A person who has stopped breathing may not be
dead but is in immediate critical danger. Life depends on
oxygen that is breathed into the lungs and then carried
by the blood to every body cell. Since body cells cant
store oxygen and the blood can hold only a limited
amount (and only for a short time), death will result
from a continued lack of oxygen.
The heart may continue to beat and the blood may
still be circulated to the body cells for some time after
breathing has stopped. For a short time, blood will
contain a small supply of oxygen; therefore, the body
cells wont die immediately. For a very few minutes,
theres a chance that the persons life may be saved.
A person whos stopped breathing but who is still alive
is in a state of respiratory failure. The first-aid treatment
for respiratory failure is artificial ventilation.
Artificial ventilation provides air exchange until
natural breathing is reestablished. Artificial ventilation
should be given only when natural breathing has
stopped. Never give artificial ventilation to any
person who is still breathing.
Dont assume breathing has stopped if a person is
unconscious or if a person has been rescued from the
water, from poisonous gas, or from contact with an
electrical wire. Remember, never give artificial
ventilation to a person who is breathing naturally. If
the victim doesnt begin spontaneous breathing (breaths
by himself/herself) after using the head or jaw tilt
techniques (discussed later) to open the airway, give
artificial ventilation immediately. If a blocked airway
prevents ventilation, one of the thrust methods
(discussed later) to clear the airway must be performed,
followed by another attempt at artificial ventilation.
MOUTH TO MOUTH
To perform mouth-to-mouth ventilation, take the
1. Clear the victims mouth of obstructions (false
teeth and foreign matter).
2. Place the heel of one hand on the victims
forehead, and use the other hand placed under
the chin to tilt back the head to open the airway.
3. Using the thumb and index finger, pinch the
4. Take a deep breath, cover the victims mouth
with your own, and blow.
5. Then remove your mouth from the victim to
allow him or her to exhale.
Observe the victims chest for movement. If the
victim hasnt started to breathe normally, start artificial
ventilation with four quick ventilations in succession,
letting the lungs inflate only partially. If the victim still
doesnt respond, then you must fully inflate the victims
lungs at the rate of 12 to 15 ventilations per minute, or
one breath every 5 seconds.
MOUTH TO NOSE
Mouth-to-nose ventilation is effective when the
victim has extensive facial or dental injuries or is very
young. Mouth-to-nose ventilation creates an effective
To administer this mouth-to-nose ventilation
1. Place the heel of one hand on the victims
forehead and use the other hand to lift the jaw.
2. After sealing the victims lips, take a deep
breath, place your lips over the victims nose,
Observe the chest for movement and place your ear
next to the victims nose to listen for or feel air
exchange. Again, you must continue your efforts at the

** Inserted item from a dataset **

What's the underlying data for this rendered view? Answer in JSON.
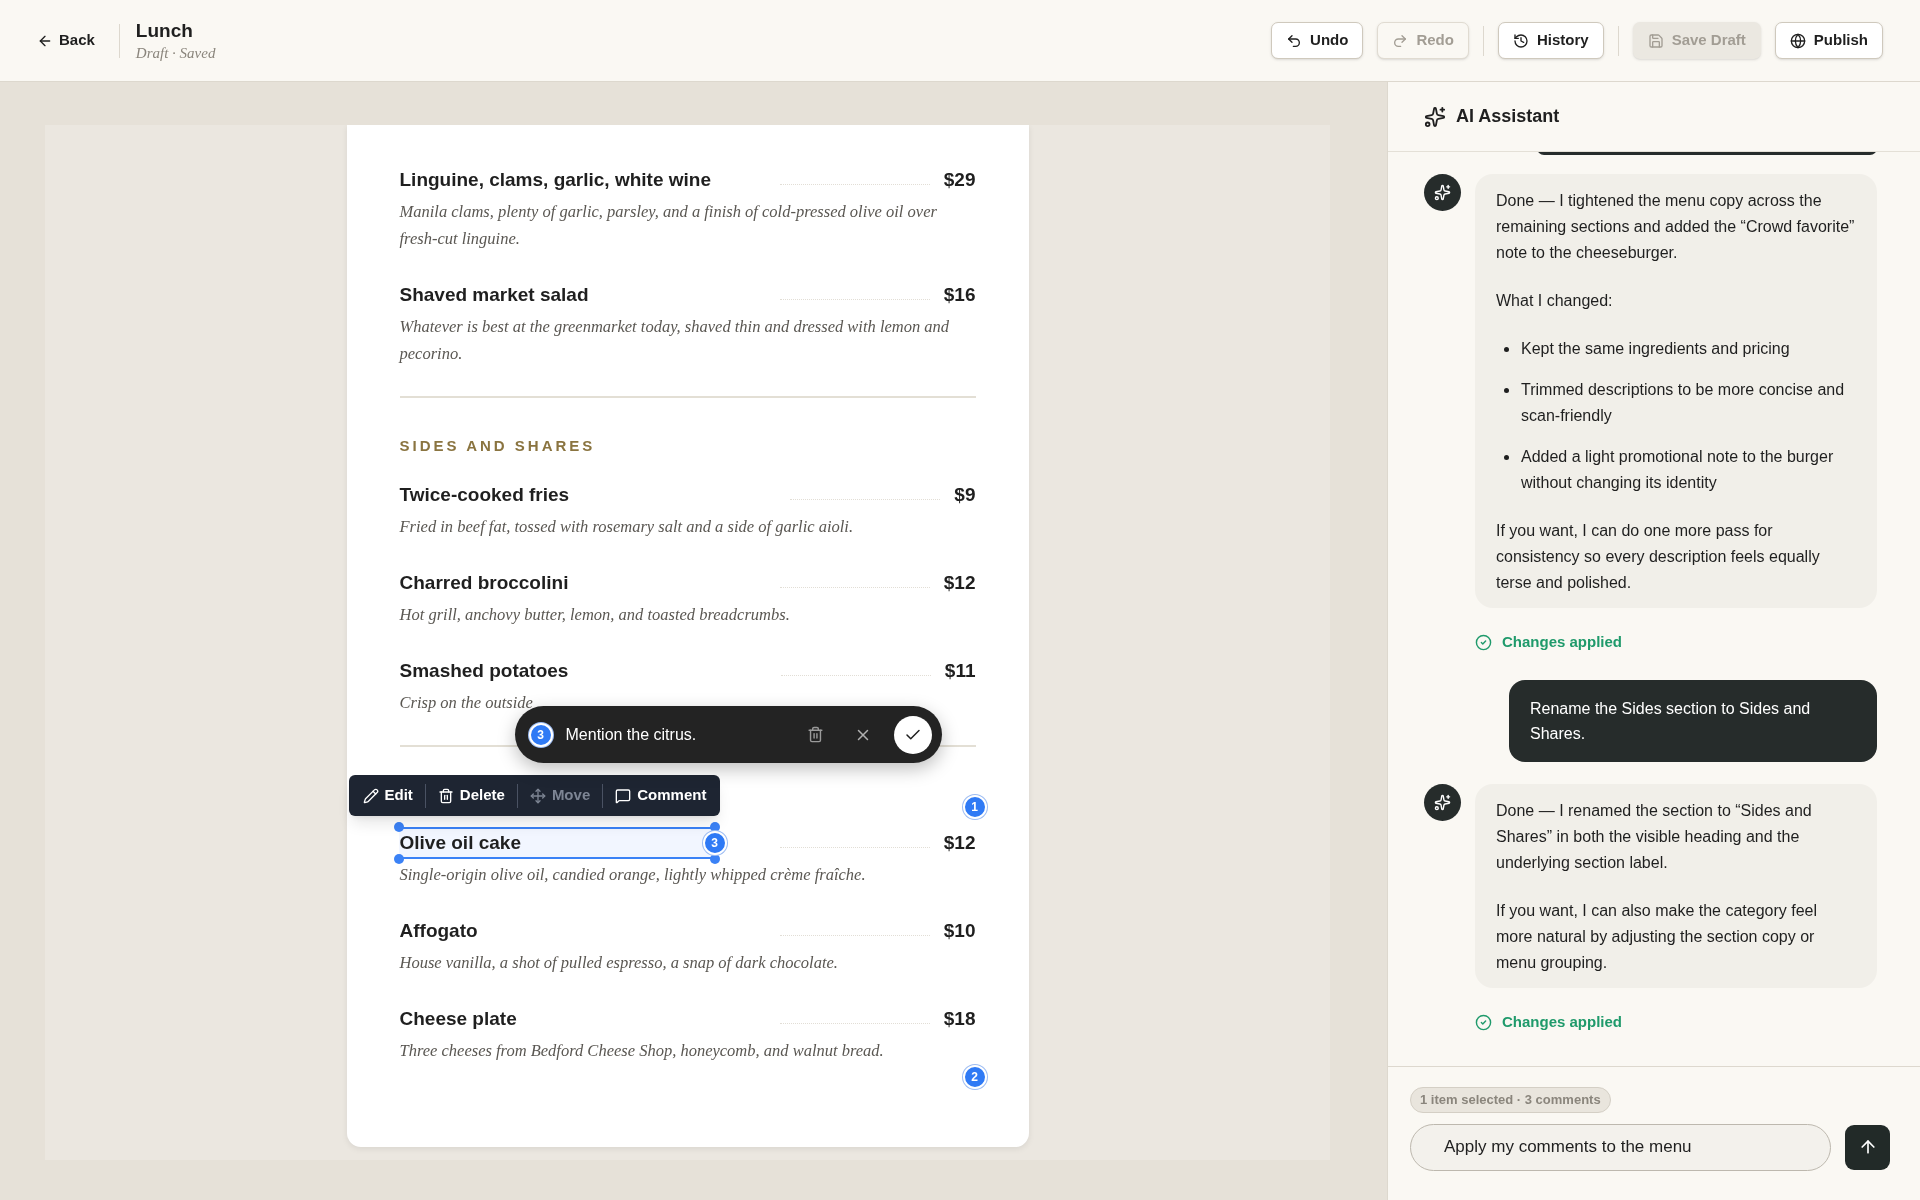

rate of 12 to 15 ventilations per minute, or one breath
every 5 seconds, until the victim can breathe without
Sometimes during artificial ventilation air enters
the stomach instead of the lungs. This condition is
called gastric distention. It can be relieved by moderate
pressure exerted with a flat hand between the navel and
the rib cage. Before applying pressure, turn the victims
head to the side to prevent choking on the stomach
contents that are often brought up during the process.
BACK PRESSURE/ARM LIFT
The back pressure/arm lift method is an alternate
technique used when other methods are not possible. To